**PROBLEM DETAILS**
Would you return the complete listing below word for word?

[Start of section]

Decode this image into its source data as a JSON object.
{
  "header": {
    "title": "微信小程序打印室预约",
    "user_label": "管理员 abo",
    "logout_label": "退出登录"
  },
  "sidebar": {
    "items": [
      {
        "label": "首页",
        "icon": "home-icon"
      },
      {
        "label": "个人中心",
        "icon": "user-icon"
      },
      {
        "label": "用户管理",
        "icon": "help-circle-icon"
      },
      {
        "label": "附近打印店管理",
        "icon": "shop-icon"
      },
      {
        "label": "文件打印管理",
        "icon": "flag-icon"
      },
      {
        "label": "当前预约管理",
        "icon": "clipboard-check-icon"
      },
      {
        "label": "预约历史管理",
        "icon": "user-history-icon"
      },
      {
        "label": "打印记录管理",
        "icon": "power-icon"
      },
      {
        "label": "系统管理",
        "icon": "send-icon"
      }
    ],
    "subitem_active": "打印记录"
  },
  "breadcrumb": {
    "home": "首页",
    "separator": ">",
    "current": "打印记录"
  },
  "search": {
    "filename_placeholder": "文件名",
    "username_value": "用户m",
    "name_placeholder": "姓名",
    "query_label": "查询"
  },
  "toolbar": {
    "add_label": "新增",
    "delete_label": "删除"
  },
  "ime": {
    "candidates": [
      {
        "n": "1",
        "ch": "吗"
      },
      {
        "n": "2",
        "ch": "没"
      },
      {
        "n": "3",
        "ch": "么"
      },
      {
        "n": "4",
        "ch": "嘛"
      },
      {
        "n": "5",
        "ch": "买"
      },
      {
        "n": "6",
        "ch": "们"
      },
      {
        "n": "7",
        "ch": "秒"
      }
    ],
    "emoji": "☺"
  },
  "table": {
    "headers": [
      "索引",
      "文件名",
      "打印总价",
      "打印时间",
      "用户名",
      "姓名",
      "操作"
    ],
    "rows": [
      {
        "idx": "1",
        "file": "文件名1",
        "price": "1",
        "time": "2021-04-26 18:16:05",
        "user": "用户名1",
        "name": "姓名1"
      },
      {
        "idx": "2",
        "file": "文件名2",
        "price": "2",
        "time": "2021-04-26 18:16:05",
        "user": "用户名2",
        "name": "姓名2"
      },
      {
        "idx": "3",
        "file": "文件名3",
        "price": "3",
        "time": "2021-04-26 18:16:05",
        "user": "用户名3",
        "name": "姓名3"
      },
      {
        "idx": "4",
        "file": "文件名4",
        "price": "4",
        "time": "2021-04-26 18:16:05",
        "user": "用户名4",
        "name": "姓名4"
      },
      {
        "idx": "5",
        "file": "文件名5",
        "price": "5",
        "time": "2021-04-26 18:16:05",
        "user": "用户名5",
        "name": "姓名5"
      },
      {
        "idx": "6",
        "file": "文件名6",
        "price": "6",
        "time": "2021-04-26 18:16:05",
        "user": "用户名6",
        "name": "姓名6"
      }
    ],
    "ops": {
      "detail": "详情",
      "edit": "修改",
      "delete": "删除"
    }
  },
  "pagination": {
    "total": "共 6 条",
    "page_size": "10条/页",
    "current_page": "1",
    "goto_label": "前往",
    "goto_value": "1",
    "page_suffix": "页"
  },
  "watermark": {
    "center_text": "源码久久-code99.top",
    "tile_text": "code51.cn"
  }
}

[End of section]

**ANSWER SPACE**
Decode this image into its source data as a JSON object.
{
  "header": {
    "title": "微信小程序打印室预约",
    "user_label": "管理员 abo",
    "logout_label": "退出登录"
  },
  "sidebar": {
    "items": [
      {
        "label": "首页",
        "icon": "home-icon"
      },
      {
        "label": "个人中心",
        "icon": "user-icon"
      },
      {
        "label": "用户管理",
        "icon": "help-circle-icon"
      },
      {
        "label": "附近打印店管理",
        "icon": "shop-icon"
      },
      {
        "label": "文件打印管理",
        "icon": "flag-icon"
      },
      {
        "label": "当前预约管理",
        "icon": "clipboard-check-icon"
      },
      {
        "label": "预约历史管理",
        "icon": "user-history-icon"
      },
      {
        "label": "打印记录管理",
        "icon": "power-icon"
      },
      {
        "label": "系统管理",
        "icon": "send-icon"
      }
    ],
    "subitem_active": "打印记录"
  },
  "breadcrumb": {
    "home": "首页",
    "separator": ">",
    "current": "打印记录"
  },
  "search": {
    "filename_placeholder": "文件名",
    "username_value": "用户m",
    "name_placeholder": "姓名",
    "query_label": "查询"
  },
  "toolbar": {
    "add_label": "新增",
    "delete_label": "删除"
  },
  "ime": {
    "candidates": [
      {
        "n": "1",
        "ch": "吗"
      },
      {
        "n": "2",
        "ch": "没"
      },
      {
        "n": "3",
        "ch": "么"
      },
      {
        "n": "4",
        "ch": "嘛"
      },
      {
        "n": "5",
        "ch": "买"
      },
      {
        "n": "6",
        "ch": "们"
      },
      {
        "n": "7",
        "ch": "秒"
      }
    ],
    "emoji": "☺"
  },
  "table": {
    "headers": [
      "索引",
      "文件名",
      "打印总价",
      "打印时间",
      "用户名",
      "姓名",
      "操作"
    ],
    "rows": [
      {
        "idx": "1",
        "file": "文件名1",
        "price": "1",
        "time": "2021-04-26 18:16:05",
        "user": "用户名1",
        "name": "姓名1"
      },
      {
        "idx": "2",
        "file": "文件名2",
        "price": "2",
        "time": "2021-04-26 18:16:05",
        "user": "用户名2",
        "name": "姓名2"
      },
      {
        "idx": "3",
        "file": "文件名3",
        "price": "3",
        "time": "2021-04-26 18:16:05",
        "user": "用户名3",
        "name": "姓名3"
      },
      {
        "idx": "4",
        "file": "文件名4",
        "price": "4",
        "time": "2021-04-26 18:16:05",
        "user": "用户名4",
        "name": "姓名4"
      },
      {
        "idx": "5",
        "file": "文件名5",
        "price": "5",
        "time": "2021-04-26 18:16:05",
        "user": "用户名5",
        "name": "姓名5"
      },
      {
        "idx": "6",
        "file": "文件名6",
        "price": "6",
        "time": "2021-04-26 18:16:05",
        "user": "用户名6",
        "name": "姓名6"
      }
    ],
    "ops": {
      "detail": "详情",
      "edit": "修改",
      "delete": "删除"
    }
  },
  "pagination": {
    "total": "共 6 条",
    "page_size": "10条/页",
    "current_page": "1",
    "goto_label": "前往",
    "goto_value": "1",
    "page_suffix": "页"
  },
  "watermark": {
    "center_text": "源码久久-code99.top",
    "tile_text": "code51.cn"
  }
}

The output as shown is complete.